• _Task item_
Write the entries below again, precisely as they appear.

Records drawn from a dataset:
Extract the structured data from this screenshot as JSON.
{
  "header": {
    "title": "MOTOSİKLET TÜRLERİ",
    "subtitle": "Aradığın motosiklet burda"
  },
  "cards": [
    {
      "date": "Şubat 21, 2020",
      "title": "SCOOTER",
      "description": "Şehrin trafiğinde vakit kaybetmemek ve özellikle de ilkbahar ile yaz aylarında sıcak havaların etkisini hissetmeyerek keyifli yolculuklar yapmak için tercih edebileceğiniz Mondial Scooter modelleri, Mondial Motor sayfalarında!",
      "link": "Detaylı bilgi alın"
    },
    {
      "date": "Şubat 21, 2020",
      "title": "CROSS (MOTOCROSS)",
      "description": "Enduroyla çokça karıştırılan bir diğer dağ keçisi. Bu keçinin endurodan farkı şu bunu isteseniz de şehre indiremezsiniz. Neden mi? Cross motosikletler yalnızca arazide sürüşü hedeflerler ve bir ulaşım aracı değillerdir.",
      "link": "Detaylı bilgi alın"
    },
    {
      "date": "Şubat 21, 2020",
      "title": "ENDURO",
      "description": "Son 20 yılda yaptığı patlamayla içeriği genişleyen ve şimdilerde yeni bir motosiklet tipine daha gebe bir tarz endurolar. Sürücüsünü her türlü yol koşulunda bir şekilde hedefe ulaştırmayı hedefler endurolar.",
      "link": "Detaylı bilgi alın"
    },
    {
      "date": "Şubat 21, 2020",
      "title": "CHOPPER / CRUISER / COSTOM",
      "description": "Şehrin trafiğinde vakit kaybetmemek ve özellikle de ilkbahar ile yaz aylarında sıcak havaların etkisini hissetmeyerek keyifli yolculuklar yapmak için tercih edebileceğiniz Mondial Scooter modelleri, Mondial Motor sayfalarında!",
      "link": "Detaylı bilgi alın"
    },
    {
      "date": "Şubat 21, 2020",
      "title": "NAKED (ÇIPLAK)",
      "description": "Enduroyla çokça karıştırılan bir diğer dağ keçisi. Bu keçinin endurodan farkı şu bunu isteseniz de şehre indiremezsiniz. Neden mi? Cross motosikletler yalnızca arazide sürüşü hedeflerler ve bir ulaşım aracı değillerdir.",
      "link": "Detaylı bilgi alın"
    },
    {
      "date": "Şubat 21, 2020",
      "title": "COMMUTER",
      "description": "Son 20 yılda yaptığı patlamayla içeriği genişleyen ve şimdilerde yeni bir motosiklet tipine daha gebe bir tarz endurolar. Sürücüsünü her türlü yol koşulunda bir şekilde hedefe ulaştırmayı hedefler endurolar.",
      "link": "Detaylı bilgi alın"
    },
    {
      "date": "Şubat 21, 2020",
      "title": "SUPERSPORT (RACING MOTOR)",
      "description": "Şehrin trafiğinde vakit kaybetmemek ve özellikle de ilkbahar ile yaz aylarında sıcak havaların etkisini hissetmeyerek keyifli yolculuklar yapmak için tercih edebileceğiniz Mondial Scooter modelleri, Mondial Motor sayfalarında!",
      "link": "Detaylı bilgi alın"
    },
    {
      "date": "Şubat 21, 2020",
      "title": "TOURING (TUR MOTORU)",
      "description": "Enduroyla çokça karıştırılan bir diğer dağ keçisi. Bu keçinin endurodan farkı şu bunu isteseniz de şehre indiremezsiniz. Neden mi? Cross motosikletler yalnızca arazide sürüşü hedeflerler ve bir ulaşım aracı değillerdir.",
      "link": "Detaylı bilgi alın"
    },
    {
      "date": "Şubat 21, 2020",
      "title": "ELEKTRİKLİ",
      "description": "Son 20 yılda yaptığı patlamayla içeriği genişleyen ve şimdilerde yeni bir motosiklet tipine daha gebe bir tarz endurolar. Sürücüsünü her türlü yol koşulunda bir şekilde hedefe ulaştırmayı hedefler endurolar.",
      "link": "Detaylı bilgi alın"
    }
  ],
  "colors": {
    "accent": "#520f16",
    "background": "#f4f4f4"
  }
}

• _Output of the exercise_
Extract the structured data from this screenshot as JSON.
{
  "header": {
    "title": "MOTOSİKLET TÜRLERİ",
    "subtitle": "Aradığın motosiklet burda"
  },
  "cards": [
    {
      "date": "Şubat 21, 2020",
      "title": "SCOOTER",
      "description": "Şehrin trafiğinde vakit kaybetmemek ve özellikle de ilkbahar ile yaz aylarında sıcak havaların etkisini hissetmeyerek keyifli yolculuklar yapmak için tercih edebileceğiniz Mondial Scooter modelleri, Mondial Motor sayfalarında!",
      "link": "Detaylı bilgi alın"
    },
    {
      "date": "Şubat 21, 2020",
      "title": "CROSS (MOTOCROSS)",
      "description": "Enduroyla çokça karıştırılan bir diğer dağ keçisi. Bu keçinin endurodan farkı şu bunu isteseniz de şehre indiremezsiniz. Neden mi? Cross motosikletler yalnızca arazide sürüşü hedeflerler ve bir ulaşım aracı değillerdir.",
      "link": "Detaylı bilgi alın"
    },
    {
      "date": "Şubat 21, 2020",
      "title": "ENDURO",
      "description": "Son 20 yılda yaptığı patlamayla içeriği genişleyen ve şimdilerde yeni bir motosiklet tipine daha gebe bir tarz endurolar. Sürücüsünü her türlü yol koşulunda bir şekilde hedefe ulaştırmayı hedefler endurolar.",
      "link": "Detaylı bilgi alın"
    },
    {
      "date": "Şubat 21, 2020",
      "title": "CHOPPER / CRUISER / COSTOM",
      "description": "Şehrin trafiğinde vakit kaybetmemek ve özellikle de ilkbahar ile yaz aylarında sıcak havaların etkisini hissetmeyerek keyifli yolculuklar yapmak için tercih edebileceğiniz Mondial Scooter modelleri, Mondial Motor sayfalarında!",
      "link": "Detaylı bilgi alın"
    },
    {
      "date": "Şubat 21, 2020",
      "title": "NAKED (ÇIPLAK)",
      "description": "Enduroyla çokça karıştırılan bir diğer dağ keçisi. Bu keçinin endurodan farkı şu bunu isteseniz de şehre indiremezsiniz. Neden mi? Cross motosikletler yalnızca arazide sürüşü hedeflerler ve bir ulaşım aracı değillerdir.",
      "link": "Detaylı bilgi alın"
    },
    {
      "date": "Şubat 21, 2020",
      "title": "COMMUTER",
      "description": "Son 20 yılda yaptığı patlamayla içeriği genişleyen ve şimdilerde yeni bir motosiklet tipine daha gebe bir tarz endurolar. Sürücüsünü her türlü yol koşulunda bir şekilde hedefe ulaştırmayı hedefler endurolar.",
      "link": "Detaylı bilgi alın"
    },
    {
      "date": "Şubat 21, 2020",
      "title": "SUPERSPORT (RACING MOTOR)",
      "description": "Şehrin trafiğinde vakit kaybetmemek ve özellikle de ilkbahar ile yaz aylarında sıcak havaların etkisini hissetmeyerek keyifli yolculuklar yapmak için tercih edebileceğiniz Mondial Scooter modelleri, Mondial Motor sayfalarında!",
      "link": "Detaylı bilgi alın"
    },
    {
      "date": "Şubat 21, 2020",
      "title": "TOURING (TUR MOTORU)",
      "description": "Enduroyla çokça karıştırılan bir diğer dağ keçisi. Bu keçinin endurodan farkı şu bunu isteseniz de şehre indiremezsiniz. Neden mi? Cross motosikletler yalnızca arazide sürüşü hedeflerler ve bir ulaşım aracı değillerdir.",
      "link": "Detaylı bilgi alın"
    },
    {
      "date": "Şubat 21, 2020",
      "title": "ELEKTRİKLİ",
      "description": "Son 20 yılda yaptığı patlamayla içeriği genişleyen ve şimdilerde yeni bir motosiklet tipine daha gebe bir tarz endurolar. Sürücüsünü her türlü yol koşulunda bir şekilde hedefe ulaştırmayı hedefler endurolar.",
      "link": "Detaylı bilgi alın"
    }
  ],
  "colors": {
    "accent": "#520f16",
    "background": "#f4f4f4"
  }
}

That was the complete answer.